The Starlight program has selected both tardigrades and a species of roundworm as the Earth’s first interstellar voyagers who will cross the solar system at relativistic speeds on a laser-powered craft.
"It will not be easy," said Philip Lubin, head of the Starlight program at the University of California, Santa Barbara (UCSB), as cited by Space.com. "There are many difficult technical issues. It will not be cheap. But it is possible."
"We are developing the capability to test whether terrestrial life as we know it can exist in interstellar space by preparing small life-forms … C. elegans and radiation-resistant tardigrades … which are ideal candidates to be our first interstellar travelers," Lubin added.
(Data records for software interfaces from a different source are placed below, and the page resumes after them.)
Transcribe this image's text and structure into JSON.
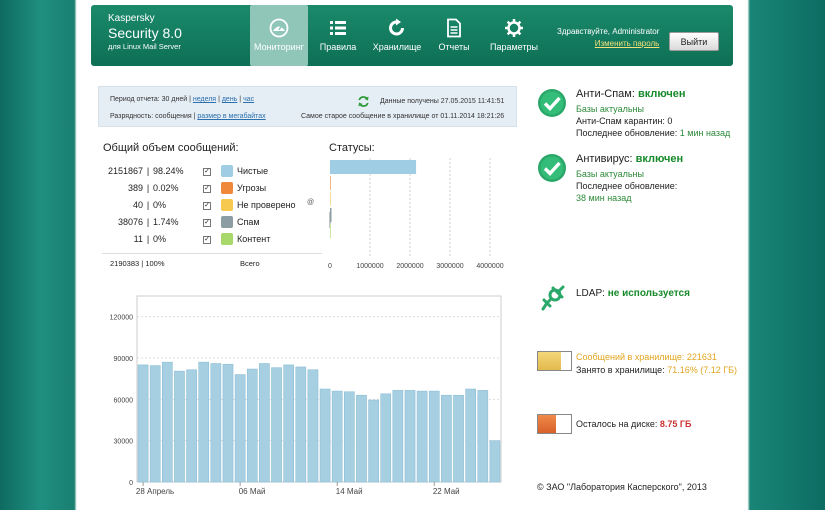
{
  "header": {
    "brand_line1": "Kaspersky",
    "brand_line2": "Security 8.0",
    "brand_line3": "для Linux Mail Server",
    "nav": [
      {
        "label": "Мониторинг",
        "icon": "monitoring-icon",
        "active": true
      },
      {
        "label": "Правила",
        "icon": "rules-icon",
        "active": false
      },
      {
        "label": "Хранилище",
        "icon": "storage-icon",
        "active": false
      },
      {
        "label": "Отчеты",
        "icon": "reports-icon",
        "active": false
      },
      {
        "label": "Параметры",
        "icon": "settings-icon",
        "active": false
      }
    ],
    "greeting": "Здравствуйте, Administrator",
    "change_password": "Изменить пароль",
    "logout": "Выйти"
  },
  "filter": {
    "period_label": "Период отчета: 30 дней |",
    "week": "неделя",
    "day": "день",
    "hour": "час",
    "sep": "|",
    "granularity_label": "Разрядность: сообщения |",
    "megabytes": "размер в мегабайтах",
    "received": "Данные получены 27.05.2015 11:41:51",
    "oldest": "Самое старое сообщение в хранилище от 01.11.2014 18:21:26"
  },
  "volume": {
    "title": "Общий объем сообщений:",
    "rows": [
      {
        "count": "2151867",
        "percent": "98.24%",
        "label": "Чистые",
        "color": "#9ecde4"
      },
      {
        "count": "389",
        "percent": "0.02%",
        "label": "Угрозы",
        "color": "#f0883a"
      },
      {
        "count": "40",
        "percent": "0%",
        "label": "Не проверено",
        "color": "#f7c94f"
      },
      {
        "count": "38076",
        "percent": "1.74%",
        "label": "Спам",
        "color": "#8c9ea3"
      },
      {
        "count": "11",
        "percent": "0%",
        "label": "Контент",
        "color": "#a8d86a"
      }
    ],
    "total": "2190383 | 100%",
    "total_label": "Всего",
    "bar_sep": "|",
    "help": "@"
  },
  "statuses": {
    "title": "Статусы:",
    "ticks": [
      "0",
      "1000000",
      "2000000",
      "3000000",
      "4000000"
    ]
  },
  "chart_data": [
    {
      "type": "bar",
      "title": "Статусы:",
      "orientation": "horizontal",
      "categories": [
        "Чистые",
        "Угрозы",
        "Не проверено",
        "Спам",
        "Контент"
      ],
      "values": [
        2151867,
        389,
        40,
        38076,
        11
      ],
      "xlim": [
        0,
        4000000
      ],
      "x_ticks": [
        "0",
        "1000000",
        "2000000",
        "3000000",
        "4000000"
      ],
      "grid": true
    },
    {
      "type": "bar",
      "ylim": [
        0,
        135000
      ],
      "y_ticks": [
        "0",
        "30000",
        "60000",
        "90000",
        "120000"
      ],
      "x_tick_labels": [
        "28 Апрель",
        "06 Май",
        "14 Май",
        "22 Май"
      ],
      "values": [
        85000,
        84500,
        87000,
        80500,
        81500,
        87000,
        86000,
        85500,
        78000,
        82000,
        86000,
        83000,
        85000,
        83500,
        81500,
        67500,
        66000,
        65500,
        63000,
        59500,
        64000,
        66500,
        66500,
        66000,
        66000,
        63000,
        63000,
        67500,
        66500,
        30000
      ],
      "series_color": "#a6cfe2",
      "grid": true
    }
  ],
  "status": {
    "antispam_title": "Анти-Спам:",
    "antispam_state": "включен",
    "antispam_bases": "Базы актуальны",
    "antispam_quarantine": "Анти-Спам карантин: 0",
    "antispam_update_label": "Последнее обновление:",
    "antispam_update_value": "1 мин назад",
    "antivirus_title": "Антивирус:",
    "antivirus_state": "включен",
    "antivirus_bases": "Базы актуальны",
    "antivirus_update_label": "Последнее обновление:",
    "antivirus_update_value": "38 мин назад",
    "ldap_title": "LDAP:",
    "ldap_state": "не используется",
    "storage_messages": "Сообщений в хранилище: 221631",
    "storage_used_label": "Занято в хранилище:",
    "storage_used_value": "71.16% (7.12 ГБ)",
    "storage_fill": 0.71,
    "disk_left_label": "Осталось на диске:",
    "disk_left_value": "8.75 ГБ",
    "disk_fill": 0.55
  },
  "footer": "© ЗАО \"Лаборатория Касперского\", 2013"
}
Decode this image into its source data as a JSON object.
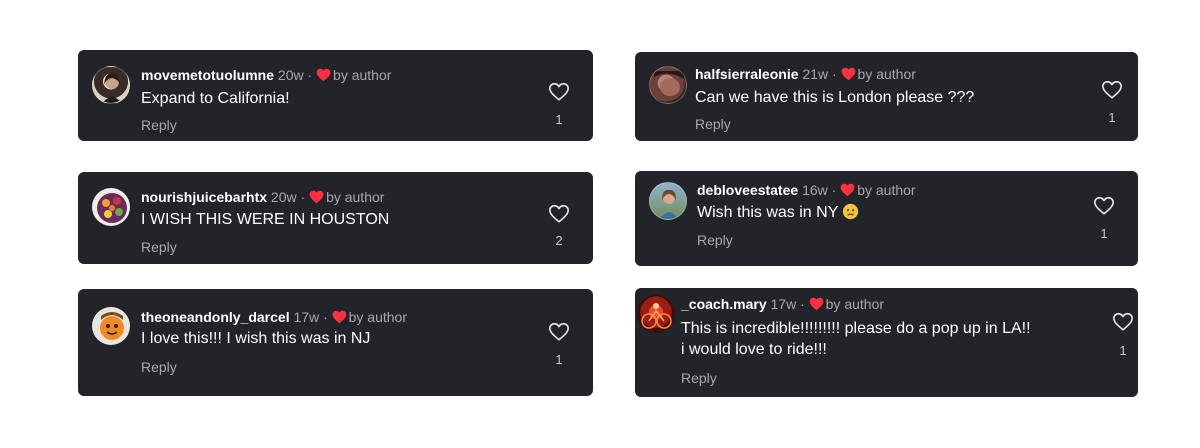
{
  "by_author": "by author",
  "reply_label": "Reply",
  "comments": [
    {
      "username": "movemetotuolumne",
      "time": "20w",
      "text": "Expand to California!",
      "likes": "1",
      "avatar": "woman-portrait-avatar"
    },
    {
      "username": "halfsierraleonie",
      "time": "21w",
      "text": "Can we have this is London please ???",
      "likes": "1",
      "avatar": "woman-closeup-avatar"
    },
    {
      "username": "nourishjuicebarhtx",
      "time": "20w",
      "text": "I WISH THIS WERE IN HOUSTON",
      "likes": "2",
      "avatar": "fruit-logo-avatar"
    },
    {
      "username": "debloveestatee",
      "time": "16w",
      "text": "Wish this was in NY",
      "emoji": "crying-face-emoji",
      "likes": "1",
      "avatar": "woman-outdoor-avatar"
    },
    {
      "username": "theoneandonly_darcel",
      "time": "17w",
      "text": "I love this!!! I wish this was in NJ",
      "likes": "1",
      "avatar": "orange-cartoon-avatar"
    },
    {
      "username": "_coach.mary",
      "time": "17w",
      "text": "This is incredible!!!!!!!!! please do a pop up in LA!!",
      "text2": "i would love to ride!!!",
      "likes": "1",
      "avatar": "red-cycling-avatar"
    }
  ],
  "colors": {
    "card_bg": "#232429",
    "heart_red": "#ff3040",
    "muted_text": "#a7a8ad"
  }
}
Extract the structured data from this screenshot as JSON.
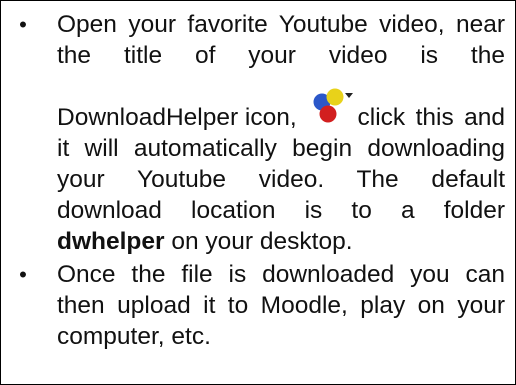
{
  "items": [
    {
      "line_a": "Open your favorite Youtube video, near the title of your video is the",
      "line_b": "DownloadHelper icon,",
      "line_c": "click this and it will automatically begin downloading your Youtube video. The default download location is to a folder",
      "bold_word": "dwhelper",
      "line_d": "on your desktop."
    },
    {
      "text": "Once the file is downloaded you can then upload it to Moodle, play on your computer, etc."
    }
  ],
  "icon": {
    "name": "downloadhelper-icon",
    "colors": {
      "blue": "#2b57c9",
      "red": "#d21f1f",
      "yellow": "#e8d21a",
      "arrow": "#222222"
    }
  }
}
Lubin, with support from NASA and in conjunction with his colleagues and students, founded the Starlight program, also known as DEEP IN (Directed Energy Propulsion for Interstellar Exploration) as part of NASA’s far-reaching plan for space travel, also known as DEIS (Directed Energy Interstellar Studies).
The project aims to use lasers to propel tiny spacecraft at close to relativistic speeds, roughly a quarter the speed of light, in the hopes of launching the first terrestrial interstellar mission, even if humans don't actually get to ride along. Once such speeds are reached, the microscopic team of nematodes and tardigrades could theoretically reach our closest interstellar neighbor in roughly 20 years. For context, Earth's farthest traveller is Voyager 1 which has taken almost 40 years to reach the edge of our solar system, let alone make it to the next.
Both the nematodes and tardigrades (also known as water bears, moss piglets or space bears) are capable of enduring extraordinary physical hardship which makes them uniquely qualified for such a high-stakes mission. Both creatures have been shown to survive in: extreme temperature environments (tardigrades can be frozen for years at a time and reanimated with little to no lasting damage), the vacuum of space, high acceleration (tens of thousands of g-forces) while also withstanding high doses of radiation, a critical strength for any organic life to survive space travel. Tardigrades in particular are so tough that some scientists think they'll live on even after the end of life on Earth.
"Besides being microscopic, and thus conveniently fitting on our first interstellar wafer craft, they can be frozen and put into a state of anhydrobiosis, meaning they can be dehydrated and put into suspended animation," the team wrote on the project website. "When they are re-hydrated, they wake up as good as new!"
"Clearly, there are many technical challenges. This is a long-term humanity-changing program," Lubin said. "The biggest challenge is that NASA, the U.S. government, does not plan 30 to 50 years ahead in space. Perhaps a public/private alliance is needed. Similarly, what may be required is a new division of NASA or new agency whose mandate is interstellar flight."
Scientists plan to study the creatures periodically throughout the journey to determine how viable interstellar travel is for biological Earth-based organisms.